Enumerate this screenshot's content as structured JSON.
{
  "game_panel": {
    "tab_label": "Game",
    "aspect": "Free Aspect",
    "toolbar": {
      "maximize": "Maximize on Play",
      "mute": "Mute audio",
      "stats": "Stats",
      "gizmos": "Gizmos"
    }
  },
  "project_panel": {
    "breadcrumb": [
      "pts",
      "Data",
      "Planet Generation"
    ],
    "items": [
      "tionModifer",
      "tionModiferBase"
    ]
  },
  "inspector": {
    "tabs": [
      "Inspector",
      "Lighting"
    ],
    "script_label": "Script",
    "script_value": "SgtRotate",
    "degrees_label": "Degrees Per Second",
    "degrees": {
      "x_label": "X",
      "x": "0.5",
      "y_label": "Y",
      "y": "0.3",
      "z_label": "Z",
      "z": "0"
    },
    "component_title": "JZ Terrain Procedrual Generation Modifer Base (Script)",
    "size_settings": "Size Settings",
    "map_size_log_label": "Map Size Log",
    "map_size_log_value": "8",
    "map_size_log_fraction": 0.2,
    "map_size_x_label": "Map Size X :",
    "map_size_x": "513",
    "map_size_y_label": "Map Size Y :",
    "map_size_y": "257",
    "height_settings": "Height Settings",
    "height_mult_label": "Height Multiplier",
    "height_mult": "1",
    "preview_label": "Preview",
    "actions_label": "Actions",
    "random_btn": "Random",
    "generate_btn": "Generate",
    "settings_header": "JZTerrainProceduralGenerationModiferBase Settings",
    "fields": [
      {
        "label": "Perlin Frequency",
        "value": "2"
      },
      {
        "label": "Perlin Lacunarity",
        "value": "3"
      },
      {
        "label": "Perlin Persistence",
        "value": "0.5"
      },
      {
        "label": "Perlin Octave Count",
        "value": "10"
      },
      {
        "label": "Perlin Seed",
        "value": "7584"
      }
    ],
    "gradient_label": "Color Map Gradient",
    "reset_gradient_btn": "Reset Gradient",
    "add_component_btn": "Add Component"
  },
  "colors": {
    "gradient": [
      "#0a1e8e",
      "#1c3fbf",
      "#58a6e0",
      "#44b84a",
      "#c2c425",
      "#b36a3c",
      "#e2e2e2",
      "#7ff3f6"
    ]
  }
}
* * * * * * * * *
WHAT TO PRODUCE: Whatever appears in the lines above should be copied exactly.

YOUR RESPONSE:
Enumerate this screenshot's content as structured JSON.
{
  "game_panel": {
    "tab_label": "Game",
    "aspect": "Free Aspect",
    "toolbar": {
      "maximize": "Maximize on Play",
      "mute": "Mute audio",
      "stats": "Stats",
      "gizmos": "Gizmos"
    }
  },
  "project_panel": {
    "breadcrumb": [
      "pts",
      "Data",
      "Planet Generation"
    ],
    "items": [
      "tionModifer",
      "tionModiferBase"
    ]
  },
  "inspector": {
    "tabs": [
      "Inspector",
      "Lighting"
    ],
    "script_label": "Script",
    "script_value": "SgtRotate",
    "degrees_label": "Degrees Per Second",
    "degrees": {
      "x_label": "X",
      "x": "0.5",
      "y_label": "Y",
      "y": "0.3",
      "z_label": "Z",
      "z": "0"
    },
    "component_title": "JZ Terrain Procedrual Generation Modifer Base (Script)",
    "size_settings": "Size Settings",
    "map_size_log_label": "Map Size Log",
    "map_size_log_value": "8",
    "map_size_log_fraction": 0.2,
    "map_size_x_label": "Map Size X :",
    "map_size_x": "513",
    "map_size_y_label": "Map Size Y :",
    "map_size_y": "257",
    "height_settings": "Height Settings",
    "height_mult_label": "Height Multiplier",
    "height_mult": "1",
    "preview_label": "Preview",
    "actions_label": "Actions",
    "random_btn": "Random",
    "generate_btn": "Generate",
    "settings_header": "JZTerrainProceduralGenerationModiferBase Settings",
    "fields": [
      {
        "label": "Perlin Frequency",
        "value": "2"
      },
      {
        "label": "Perlin Lacunarity",
        "value": "3"
      },
      {
        "label": "Perlin Persistence",
        "value": "0.5"
      },
      {
        "label": "Perlin Octave Count",
        "value": "10"
      },
      {
        "label": "Perlin Seed",
        "value": "7584"
      }
    ],
    "gradient_label": "Color Map Gradient",
    "reset_gradient_btn": "Reset Gradient",
    "add_component_btn": "Add Component"
  },
  "colors": {
    "gradient": [
      "#0a1e8e",
      "#1c3fbf",
      "#58a6e0",
      "#44b84a",
      "#c2c425",
      "#b36a3c",
      "#e2e2e2",
      "#7ff3f6"
    ]
  }
}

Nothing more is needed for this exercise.